On the contrary! Imperial vs metric has everything to do with religion. Specifically, the Metric religion and the Leave Me Alone I Don't Care If I'm Wrong religion.
You're definitely right that science is not the opposite of religion. There are too many atheists who don't understand that. But there are also far too many Christians who don't understand it either. Otherwise they wouldn't be getting all offended by evolution. I really don't understand why it's so important to some people that the first few chapters of Genesis literally happened. Does it matter? I thought it was just supposed to be parables about human nature.
Also, Proverbs may be part of the Abrahamic tradition, but you're ignoring eastern faith completely. There is no Book of Proverbs in Buddhism or Hinduism. I know that "most of" lets you weasel an implication that "most" people believe in God, but the world is more diverse than that.
I personally agree with Gatto, but I'd like to suggest a minor revision to what you are saying. The original purpose of the education system was to extend childhood and discourage critical thinking. Those were explicit goals a hundred years ago, but nobody talks like that anymore. And if you ask any individual teacher or administrator, you'll certainly not find those reasons underlying their motivation.
Yes, our educational system still does these things, but not intentionally anymore. It's just because of inertia: every teacher now grew up in this same system, internally justified every aspect of it as necessary to some noble cause, and now focuses on issues other than whether students should be separated by age/grade or how to cultivate a particular social atmosphere for their students.

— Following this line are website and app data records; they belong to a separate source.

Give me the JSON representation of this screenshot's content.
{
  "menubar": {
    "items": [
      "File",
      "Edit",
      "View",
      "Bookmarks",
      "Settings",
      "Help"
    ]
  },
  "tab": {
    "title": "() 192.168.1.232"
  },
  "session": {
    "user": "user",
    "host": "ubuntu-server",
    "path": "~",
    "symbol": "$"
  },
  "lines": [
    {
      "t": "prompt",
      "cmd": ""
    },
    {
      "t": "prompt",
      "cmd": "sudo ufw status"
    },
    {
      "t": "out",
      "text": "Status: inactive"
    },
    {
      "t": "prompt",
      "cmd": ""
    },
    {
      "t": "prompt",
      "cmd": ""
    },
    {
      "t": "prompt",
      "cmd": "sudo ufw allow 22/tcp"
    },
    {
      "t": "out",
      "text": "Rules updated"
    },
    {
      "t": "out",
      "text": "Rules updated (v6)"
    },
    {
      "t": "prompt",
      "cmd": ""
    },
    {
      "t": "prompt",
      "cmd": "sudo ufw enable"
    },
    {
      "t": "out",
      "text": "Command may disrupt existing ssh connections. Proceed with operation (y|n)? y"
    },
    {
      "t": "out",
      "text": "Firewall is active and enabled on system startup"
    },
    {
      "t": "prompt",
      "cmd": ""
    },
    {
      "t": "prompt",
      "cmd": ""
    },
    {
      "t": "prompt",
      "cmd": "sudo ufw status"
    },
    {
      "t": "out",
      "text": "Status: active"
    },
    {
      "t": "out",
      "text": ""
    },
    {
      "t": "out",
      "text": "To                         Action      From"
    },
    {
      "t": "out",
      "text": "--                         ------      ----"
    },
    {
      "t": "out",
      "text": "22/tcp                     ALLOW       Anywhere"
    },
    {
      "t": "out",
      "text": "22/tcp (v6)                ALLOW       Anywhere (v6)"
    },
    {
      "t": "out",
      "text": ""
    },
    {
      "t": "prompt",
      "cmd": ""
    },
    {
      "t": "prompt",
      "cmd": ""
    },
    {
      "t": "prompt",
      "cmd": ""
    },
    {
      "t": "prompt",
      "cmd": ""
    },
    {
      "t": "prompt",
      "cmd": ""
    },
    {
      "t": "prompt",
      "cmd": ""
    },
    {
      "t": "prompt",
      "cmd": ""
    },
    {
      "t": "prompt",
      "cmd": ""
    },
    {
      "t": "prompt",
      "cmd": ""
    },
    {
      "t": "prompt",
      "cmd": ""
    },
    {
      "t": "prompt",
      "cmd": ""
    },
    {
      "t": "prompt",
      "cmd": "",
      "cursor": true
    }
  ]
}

Actually, a lot of that inertia probably comes from our current teachers and administrators...lacking critical thinking skills. How unfortunate.
FTFY. There are plenty of non-fundie mainstream religious people, Abrahamic and otherwise, that recognize the scientific method is meaningful.
FTFY. We can be pretty sloppy with language. It is English after all. So I just wanted to make your point clear and remove the sloppy things that make it easier to *ahem* crucify your argument.
(Science is not something that is "correct" or "incorrect"; it's a meaningful way of observing the world, reducing human bias of those observations, and making meaningful predictions. Focusing on the results as "correct" falls into the trap this law would inflict on our students: without the scientific method, evolution is just another idea with as much evidence, or maybe even less, than the Christian creation myth. As for "religious people", I just don't think that any organizations, not being people, could hold religious beliefs
it's just clickbait
Interesting. When you call this "clickbait", do you only mean that this article is likely to be clicked on by many, many people? Or are you implying that more people will click on it than are actually engaged with the ideas? Because there a big difference between "10 ways Bitcoin will change the world" and "New proposed law could change education as we know it". Even if "proposed law" never gets passed, doesn't it deserve to be laid bare by public discussion anyway?